Usdaw appealed, arguing that the tribunal should have interpreted the law in line with the core objective of the European directive on which it was based - to improve workers' rights if the alternative restricted them.
The starting point, said the EAT, was article 1 of the Collective Redundancies Directive which gave member states two options for transposing the duty to consult into national law. The UK chose the second option which referred to a period of consultation when there were at least 20 redundancies “over a period of 90 days ... whatever the number of workers normally employed in the establishments in question”.

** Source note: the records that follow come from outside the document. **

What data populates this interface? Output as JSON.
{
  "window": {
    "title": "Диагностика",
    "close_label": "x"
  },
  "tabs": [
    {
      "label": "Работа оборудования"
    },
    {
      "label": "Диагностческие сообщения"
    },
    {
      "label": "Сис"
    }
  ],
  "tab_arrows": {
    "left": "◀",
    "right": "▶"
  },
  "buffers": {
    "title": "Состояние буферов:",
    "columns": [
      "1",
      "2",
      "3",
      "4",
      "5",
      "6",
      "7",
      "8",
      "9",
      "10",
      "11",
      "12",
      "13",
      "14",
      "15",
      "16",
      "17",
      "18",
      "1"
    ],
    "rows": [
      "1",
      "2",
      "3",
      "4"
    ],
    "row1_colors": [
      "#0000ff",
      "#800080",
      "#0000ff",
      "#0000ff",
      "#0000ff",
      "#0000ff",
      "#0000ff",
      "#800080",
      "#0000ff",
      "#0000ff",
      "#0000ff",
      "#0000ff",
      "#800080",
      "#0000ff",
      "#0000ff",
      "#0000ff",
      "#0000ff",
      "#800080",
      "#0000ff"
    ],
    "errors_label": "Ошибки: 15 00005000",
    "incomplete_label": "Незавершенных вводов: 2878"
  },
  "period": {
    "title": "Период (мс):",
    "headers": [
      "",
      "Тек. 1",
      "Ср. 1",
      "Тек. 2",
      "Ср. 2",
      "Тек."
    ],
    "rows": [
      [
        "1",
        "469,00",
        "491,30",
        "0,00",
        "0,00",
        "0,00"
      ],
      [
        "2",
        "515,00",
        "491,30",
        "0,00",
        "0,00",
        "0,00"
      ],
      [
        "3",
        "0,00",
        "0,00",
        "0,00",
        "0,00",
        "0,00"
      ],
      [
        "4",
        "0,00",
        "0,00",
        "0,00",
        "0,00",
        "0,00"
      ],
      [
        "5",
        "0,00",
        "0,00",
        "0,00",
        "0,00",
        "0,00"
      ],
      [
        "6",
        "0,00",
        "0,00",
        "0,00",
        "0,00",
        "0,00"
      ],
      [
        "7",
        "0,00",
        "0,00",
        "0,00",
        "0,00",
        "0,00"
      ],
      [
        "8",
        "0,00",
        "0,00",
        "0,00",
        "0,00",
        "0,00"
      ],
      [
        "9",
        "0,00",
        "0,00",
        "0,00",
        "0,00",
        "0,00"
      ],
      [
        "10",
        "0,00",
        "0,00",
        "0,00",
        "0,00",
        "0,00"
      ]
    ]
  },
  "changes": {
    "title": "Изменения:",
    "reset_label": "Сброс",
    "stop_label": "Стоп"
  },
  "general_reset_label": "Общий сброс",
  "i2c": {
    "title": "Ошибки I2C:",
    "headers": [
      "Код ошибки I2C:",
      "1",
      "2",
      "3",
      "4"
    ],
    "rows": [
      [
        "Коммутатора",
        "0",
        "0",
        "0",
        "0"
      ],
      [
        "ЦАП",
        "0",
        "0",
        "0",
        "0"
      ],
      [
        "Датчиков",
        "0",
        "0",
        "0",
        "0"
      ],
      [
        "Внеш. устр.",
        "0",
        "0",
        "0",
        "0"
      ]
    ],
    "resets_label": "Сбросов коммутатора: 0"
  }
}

Both options specified the numbers of people to be dismissed and the number of redundancies (10, 30 and 10 per cent for option one) or 20 (option two). The difference, however, was that option one involved looking at the size of the existing workforce and in which establishments the employees worked. Given that option two did not require that link to be made, the EAT held there was no need to construe “establishment” in any particular way because the duty to consult applied "whatever" establishment they worked in and no “site-based restriction” applied.
As the clear parliamentary intention was to implement the directive, the EAT decided that it was appropriate to disregard the words “at one establishment” in the threshold set out in section 188.
This meant that the obligation to consult in a collective redundancy situation applied when an employer proposed to dismiss 20 or more employees as redundant across the business as a whole. The duty was not limited just to those workplaces within one business where there were 20 or more employees whom the employer proposed to dismiss. The employees who worked in shops with fewer than 20 employees who were proposed to be dismissed were also therefore entitled to a protective award.
This case is hugely significant for trade unions. The obligation to collectively consult applies not only when an employer proposes to dismiss 20 or more employees as redundant in the usual sense, but also when the employer proposes to dismiss and re-engage employees on new contacts. The effect of the decision means that if an employer dismisses 10 workers as redundant at one of their workplaces and then dismisses another 10 in another workplace within a period of 90 days the obligation to collectively consult arises. In unrecognised workplaces the employer would have to keep electing appropriate representatives,in these circumstances which is costly and time consuming. Clearly it would be far easier just to recognise a union.